Peter Dale Scott reiterated the claim that Czesław Miłosz was “perhaps the greatest poet of our time,” and called him  “a poet of radical hope” in a way “not seen since Schiller and Mickiewicz.” Miłosz saw poetry as “a home for incorrigible hope” — another feature of his work that was “in marked contrast to the times.”

Peter ranked Miłosz with poets from Dante to Blake, the poets who were “enlarging human consciousness.”  He discussed Miłosz’s poem, “Dante,” which concludes:

“The inborn and the perpetual desire
Del deiformo regno — for a God-like domain,
A realm or a kingdom.

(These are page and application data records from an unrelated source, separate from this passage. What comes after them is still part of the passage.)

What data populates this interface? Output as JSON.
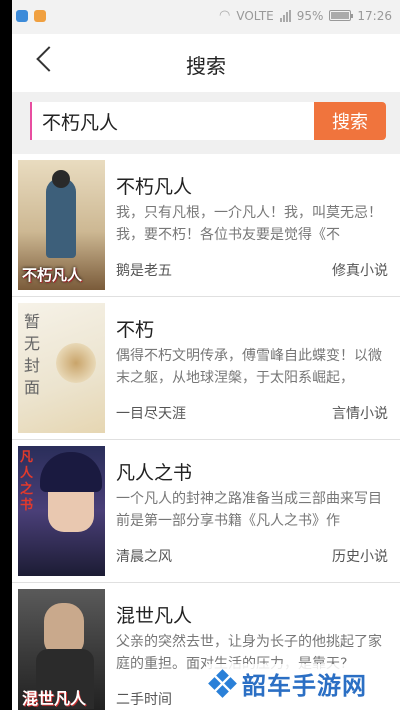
{
  "status": {
    "signal": "VOLTE",
    "battery": "95%",
    "time": "17:26",
    "battery_level": 0.95
  },
  "header": {
    "title": "搜索"
  },
  "search": {
    "value": "不朽凡人",
    "button": "搜索"
  },
  "results": [
    {
      "name": "不朽凡人",
      "intro": "我，只有凡根，一介凡人！我，叫莫无忌！我，要不朽！各位书友要是觉得《不",
      "author": "鹅是老五",
      "genre": "修真小说",
      "cover_text": "不朽凡人"
    },
    {
      "name": "不朽",
      "intro": "偶得不朽文明传承，傅雪峰自此蝶变！以微末之躯，从地球涅槃，于太阳系崛起，",
      "author": "一目尽天涯",
      "genre": "言情小说",
      "cover_text": "暂无封面"
    },
    {
      "name": "凡人之书",
      "intro": "一个凡人的封神之路准备当成三部曲来写目前是第一部分享书籍《凡人之书》作",
      "author": "清晨之风",
      "genre": "历史小说",
      "cover_text": "凡人之书"
    },
    {
      "name": "混世凡人",
      "intro": "父亲的突然去世，让身为长子的他挑起了家庭的重担。面对生活的压力，是靠天?",
      "author": "二手时间",
      "genre": "",
      "cover_text": "混世凡人"
    }
  ],
  "watermark": {
    "text": "韶车手游网"
  },
  "colors": {
    "accent": "#f0743d",
    "watermark": "#2b6fc4"
  }
}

There is my home.
I cannot help it. I pray for light,
For the inside of the eternal pearl, L’eterna margarita.”

Miłosz, said Peter, was “obsessed with the need to reach the ‘second space’ – the world of paradise and perfection beyond this world we inhabit.”

Peter called Miłosz a “leading visionary of his time, looking into the open space ahead.”

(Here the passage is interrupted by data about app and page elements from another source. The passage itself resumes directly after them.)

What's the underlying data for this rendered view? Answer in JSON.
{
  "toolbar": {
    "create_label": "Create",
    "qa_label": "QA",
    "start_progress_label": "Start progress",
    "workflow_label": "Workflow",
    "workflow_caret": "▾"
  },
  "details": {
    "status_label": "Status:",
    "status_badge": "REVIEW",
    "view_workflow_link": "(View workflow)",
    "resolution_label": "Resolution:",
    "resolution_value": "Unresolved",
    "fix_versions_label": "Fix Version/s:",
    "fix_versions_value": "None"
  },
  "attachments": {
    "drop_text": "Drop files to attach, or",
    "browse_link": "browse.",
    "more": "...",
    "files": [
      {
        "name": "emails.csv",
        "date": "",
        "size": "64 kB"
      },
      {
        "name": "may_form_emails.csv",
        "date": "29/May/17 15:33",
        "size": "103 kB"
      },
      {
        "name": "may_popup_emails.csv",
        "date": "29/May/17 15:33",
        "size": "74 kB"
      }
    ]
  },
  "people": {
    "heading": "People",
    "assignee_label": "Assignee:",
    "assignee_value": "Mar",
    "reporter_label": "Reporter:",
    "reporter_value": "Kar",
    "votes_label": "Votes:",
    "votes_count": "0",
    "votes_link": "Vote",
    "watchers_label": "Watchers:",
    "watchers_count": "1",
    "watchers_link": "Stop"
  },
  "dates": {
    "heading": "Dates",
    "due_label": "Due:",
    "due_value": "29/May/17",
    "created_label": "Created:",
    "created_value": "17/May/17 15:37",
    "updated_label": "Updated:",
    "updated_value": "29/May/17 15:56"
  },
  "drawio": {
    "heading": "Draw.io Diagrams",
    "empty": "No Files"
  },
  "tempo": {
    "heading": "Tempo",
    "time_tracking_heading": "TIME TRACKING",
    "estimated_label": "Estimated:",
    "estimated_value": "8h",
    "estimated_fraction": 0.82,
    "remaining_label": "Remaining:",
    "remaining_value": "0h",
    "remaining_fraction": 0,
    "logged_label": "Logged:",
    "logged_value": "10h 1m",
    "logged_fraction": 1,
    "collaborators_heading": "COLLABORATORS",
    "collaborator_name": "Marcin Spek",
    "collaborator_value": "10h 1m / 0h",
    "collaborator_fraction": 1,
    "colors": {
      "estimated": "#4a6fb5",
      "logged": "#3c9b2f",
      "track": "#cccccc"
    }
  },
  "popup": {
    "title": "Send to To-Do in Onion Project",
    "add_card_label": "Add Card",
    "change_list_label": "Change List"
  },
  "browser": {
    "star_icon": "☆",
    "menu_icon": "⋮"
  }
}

Jane Hirshfield noted that for Miłosz, “everything was I and Thou, everything was personal.”

Most of the evenings speakers at the front of the room arrived via literature, said journalist Mark Danner. “I come here through real estate.”  (That’s not quite true; he was Miłosz’s friend for several years before he bought the poet’s house on Grizzly Peak.)

He described the roughstone chimney and the roughstone path of the house that has been compared to a cottage from a Grimm Brothers’ fairy tale.  He also remembered “Czesław’s deer.”  “The deer populate the place,” even though Miłosz would chase them away from the garden they viewed as a salad bar.

Bingo! (But it's not Żubrówka...but would you notice by the third round?)

One morning he recalled seeing more deer on the lawn than he had ever seen before – over a dozen, as he recalled.  Bob Hass’s voice was on his answerphone – “Mark, I don’t want to leave a message on a machine…” Miłosz had died in Krakow.

Mark thumbed through a book Miłosz had inscribed to him, and was startled to read the reference he had apparently forgotten, the inscription “in the name of all generations of deer.”

Bob Hass’s wife, the poet Brenda Hillman, recalled the Monday translation sessions Bob shared with Miłosz — sometimes spending the session working on a single line.  Bob recalled Miłosz appearing on their doorstep, with the command, “Vodka, Brenda!”  A bottle was always in the freezer, waiting. I hope it was Żubrówka.

Brenda was, for a time, interested in the knotty issues the Gnostics raised, and asking Miłosz, “What is heaven?  What is it like?”  To which the poet replied:

“Brenda, heaven is the third vodka.”